● **TASK ITEM**
Can you copy out the data exactly? Leave the images out.

(Collected data entries)

-=-=-=-=-

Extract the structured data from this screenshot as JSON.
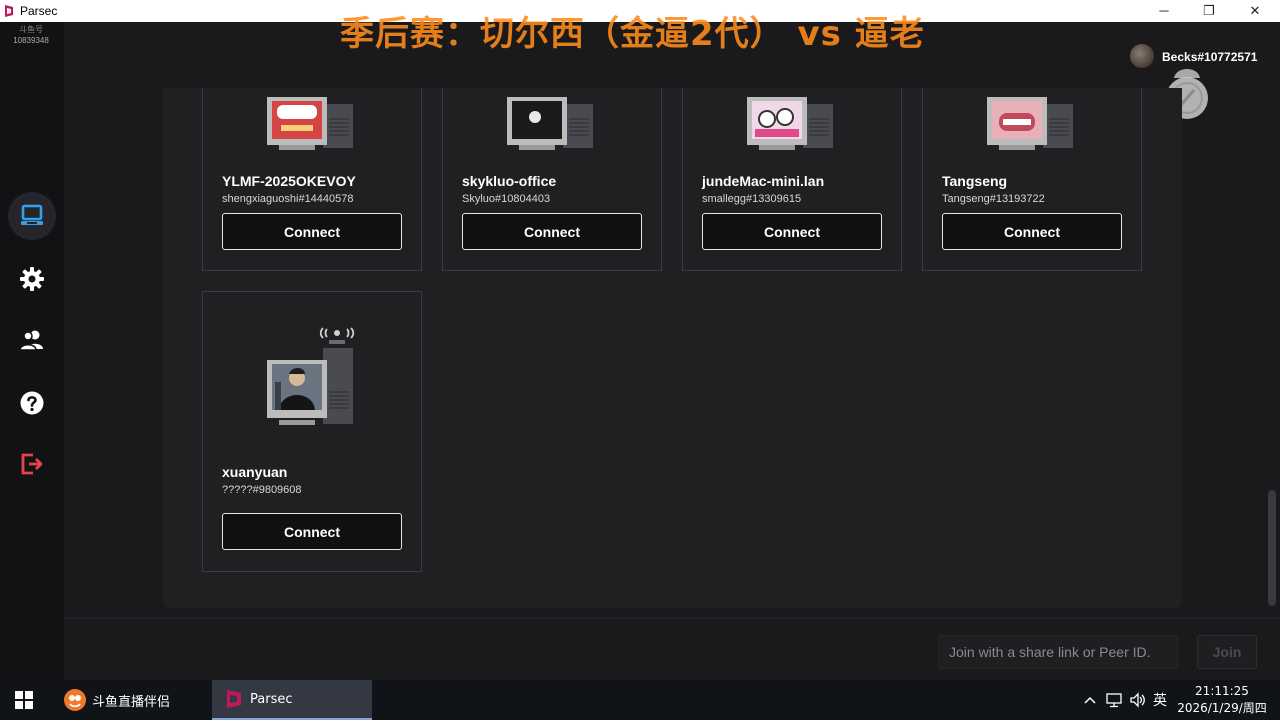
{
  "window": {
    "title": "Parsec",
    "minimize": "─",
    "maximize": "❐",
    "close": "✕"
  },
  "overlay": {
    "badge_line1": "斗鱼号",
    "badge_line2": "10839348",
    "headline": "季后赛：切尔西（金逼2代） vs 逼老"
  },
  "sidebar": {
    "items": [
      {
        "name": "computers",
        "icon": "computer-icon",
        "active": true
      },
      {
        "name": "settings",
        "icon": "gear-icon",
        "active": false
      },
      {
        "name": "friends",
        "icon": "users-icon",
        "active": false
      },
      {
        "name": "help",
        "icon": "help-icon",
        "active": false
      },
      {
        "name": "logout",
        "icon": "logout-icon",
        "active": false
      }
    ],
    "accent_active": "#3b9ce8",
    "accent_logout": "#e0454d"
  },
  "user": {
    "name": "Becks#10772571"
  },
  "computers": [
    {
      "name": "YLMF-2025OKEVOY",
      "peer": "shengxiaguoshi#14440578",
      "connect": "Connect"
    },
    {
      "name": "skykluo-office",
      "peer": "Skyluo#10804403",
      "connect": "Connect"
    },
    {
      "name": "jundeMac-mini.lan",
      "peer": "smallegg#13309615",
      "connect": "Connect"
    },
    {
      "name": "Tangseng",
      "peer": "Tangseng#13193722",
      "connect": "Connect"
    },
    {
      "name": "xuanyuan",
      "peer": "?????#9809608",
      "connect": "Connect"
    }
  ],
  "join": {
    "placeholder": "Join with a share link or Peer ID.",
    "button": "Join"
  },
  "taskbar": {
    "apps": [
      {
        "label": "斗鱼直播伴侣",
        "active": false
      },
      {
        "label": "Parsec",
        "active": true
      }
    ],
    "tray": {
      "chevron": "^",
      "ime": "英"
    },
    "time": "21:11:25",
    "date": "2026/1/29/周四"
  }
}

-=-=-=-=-

● **PROBLEM SOLUTION**
Extract the structured data from this screenshot as JSON.
{
  "window": {
    "title": "Parsec",
    "minimize": "─",
    "maximize": "❐",
    "close": "✕"
  },
  "overlay": {
    "badge_line1": "斗鱼号",
    "badge_line2": "10839348",
    "headline": "季后赛：切尔西（金逼2代） vs 逼老"
  },
  "sidebar": {
    "items": [
      {
        "name": "computers",
        "icon": "computer-icon",
        "active": true
      },
      {
        "name": "settings",
        "icon": "gear-icon",
        "active": false
      },
      {
        "name": "friends",
        "icon": "users-icon",
        "active": false
      },
      {
        "name": "help",
        "icon": "help-icon",
        "active": false
      },
      {
        "name": "logout",
        "icon": "logout-icon",
        "active": false
      }
    ],
    "accent_active": "#3b9ce8",
    "accent_logout": "#e0454d"
  },
  "user": {
    "name": "Becks#10772571"
  },
  "computers": [
    {
      "name": "YLMF-2025OKEVOY",
      "peer": "shengxiaguoshi#14440578",
      "connect": "Connect"
    },
    {
      "name": "skykluo-office",
      "peer": "Skyluo#10804403",
      "connect": "Connect"
    },
    {
      "name": "jundeMac-mini.lan",
      "peer": "smallegg#13309615",
      "connect": "Connect"
    },
    {
      "name": "Tangseng",
      "peer": "Tangseng#13193722",
      "connect": "Connect"
    },
    {
      "name": "xuanyuan",
      "peer": "?????#9809608",
      "connect": "Connect"
    }
  ],
  "join": {
    "placeholder": "Join with a share link or Peer ID.",
    "button": "Join"
  },
  "taskbar": {
    "apps": [
      {
        "label": "斗鱼直播伴侣",
        "active": false
      },
      {
        "label": "Parsec",
        "active": true
      }
    ],
    "tray": {
      "chevron": "^",
      "ime": "英"
    },
    "time": "21:11:25",
    "date": "2026/1/29/周四"
  }
}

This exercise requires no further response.